I have a good question. How does a diocese decide and/or determine where to build a Parish? Is it mostly becasue there are allready a lot of Catholics in that area but no Parish? Or do they just pick any random place to build a Parish?
And also, here in California would you all say that there are more Catholics than any other religion and/or other church denomination???
When I lived in Ohio, my parish was getting very large, about 5500 or 6000 families and most masses were standing room only. It was time for a new parish. They found a halfway point in the area and that's where the new parish went.
I don't know if it's done that way everywhere, but that's how it was done about 20 years ago back in Ohio. :)
about statistics in CA I have no idea but those are avaliable, ask the diocese, and there is a national group who compiles and reports those statistics for the bishops.
the decision on where to build a parish (or when to close an existing one) depends mainly on population, if there is a significant group of Catholics who is not being served, or conversely if there is no longer a significant Catholic population in a neighborhood to support a parish. Until a parish is self-supporting it may be run as a mission staffed by priests and lay volunteers from another parish, but the goal is usually to make it self supporting and have a permanent pastor and building as soon as possible.
Cost and availability of land is of course another factor, as is the availability of priests to staff new parishes.
Our new church (not new parish) will be built away from the center city, where it is close to the other two parishes, and in the exact geographical center of our boundaries, but will serve a huge population north and west of us who are now several miles away from the nearest church for Mass, CCD etc., and where there is rapid growth. This bishop and probably the new bishop will also be concerned with rapid growth in the northern part of the diocese and work on turning missions into parishes or establishing new parishes. Also many of the former colonias are now more stable growing communities and new parishes have been established, or missions have graduated to parishes, in those places.

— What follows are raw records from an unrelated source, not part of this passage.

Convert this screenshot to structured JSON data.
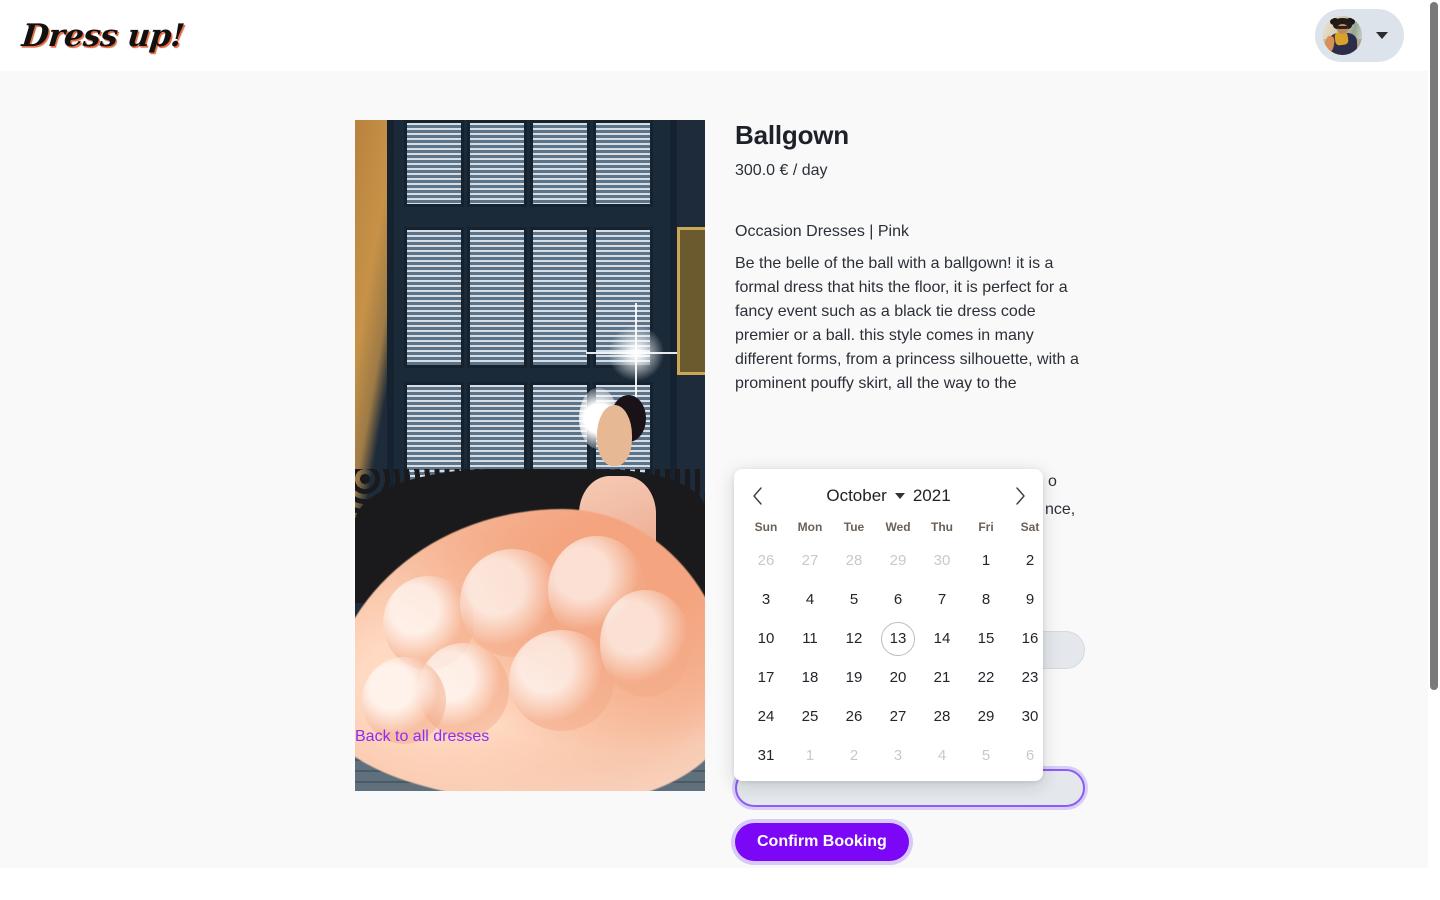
{
  "header": {
    "brand": "Dress up!",
    "avatar_alt": "user-avatar",
    "dropdown_icon": "chevron-down-icon"
  },
  "product": {
    "title": "Ballgown",
    "price": "300.0 € / day",
    "category": "Occasion Dresses | Pink",
    "description": "Be the belle of the ball with a ballgown! it is a formal dress that hits the floor, it is perfect for a fancy event such as a black tie dress code premier or a ball. this style comes in many different forms, from a princess silhouette, with a prominent pouffy skirt, all the way to the",
    "description_fragment_1": "o",
    "description_fragment_2": "nce,",
    "image_alt": "ballgown-product-photo",
    "back_link": "Back to all dresses"
  },
  "booking": {
    "start_date_value": "",
    "end_date_value": "",
    "confirm_label": "Confirm Booking"
  },
  "calendar": {
    "prev_icon": "chevron-left-icon",
    "next_icon": "chevron-right-icon",
    "month": "October",
    "year": "2021",
    "month_caret_icon": "chevron-down-icon",
    "weekdays": [
      "Sun",
      "Mon",
      "Tue",
      "Wed",
      "Thu",
      "Fri",
      "Sat"
    ],
    "today": "13",
    "weeks": [
      [
        {
          "n": "26",
          "muted": true
        },
        {
          "n": "27",
          "muted": true
        },
        {
          "n": "28",
          "muted": true
        },
        {
          "n": "29",
          "muted": true
        },
        {
          "n": "30",
          "muted": true
        },
        {
          "n": "1",
          "muted": false
        },
        {
          "n": "2",
          "muted": false
        }
      ],
      [
        {
          "n": "3",
          "muted": false
        },
        {
          "n": "4",
          "muted": false
        },
        {
          "n": "5",
          "muted": false
        },
        {
          "n": "6",
          "muted": false
        },
        {
          "n": "7",
          "muted": false
        },
        {
          "n": "8",
          "muted": false
        },
        {
          "n": "9",
          "muted": false
        }
      ],
      [
        {
          "n": "10",
          "muted": false
        },
        {
          "n": "11",
          "muted": false
        },
        {
          "n": "12",
          "muted": false
        },
        {
          "n": "13",
          "muted": false
        },
        {
          "n": "14",
          "muted": false
        },
        {
          "n": "15",
          "muted": false
        },
        {
          "n": "16",
          "muted": false
        }
      ],
      [
        {
          "n": "17",
          "muted": false
        },
        {
          "n": "18",
          "muted": false
        },
        {
          "n": "19",
          "muted": false
        },
        {
          "n": "20",
          "muted": false
        },
        {
          "n": "21",
          "muted": false
        },
        {
          "n": "22",
          "muted": false
        },
        {
          "n": "23",
          "muted": false
        }
      ],
      [
        {
          "n": "24",
          "muted": false
        },
        {
          "n": "25",
          "muted": false
        },
        {
          "n": "26",
          "muted": false
        },
        {
          "n": "27",
          "muted": false
        },
        {
          "n": "28",
          "muted": false
        },
        {
          "n": "29",
          "muted": false
        },
        {
          "n": "30",
          "muted": false
        }
      ],
      [
        {
          "n": "31",
          "muted": false
        },
        {
          "n": "1",
          "muted": true
        },
        {
          "n": "2",
          "muted": true
        },
        {
          "n": "3",
          "muted": true
        },
        {
          "n": "4",
          "muted": true
        },
        {
          "n": "5",
          "muted": true
        },
        {
          "n": "6",
          "muted": true
        }
      ]
    ]
  },
  "colors": {
    "accent_purple": "#7c07f7",
    "link_purple": "#8b2ef5",
    "page_bg": "#f9f9f9",
    "header_bg": "#ffffff",
    "pill_bg": "#dde3ea",
    "input_bg": "#e4e8ec"
  }
}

this is true many places in Texas and I believe also CA, that where there is a siginificant minority population if new residents, such as Vietnamese, Filipino etc. the bishop may decided in consultation with that community that they need a parish where they can worship and be catechized in their own language and traditions and often invites priests from among that group to establish parishes to serve their needs.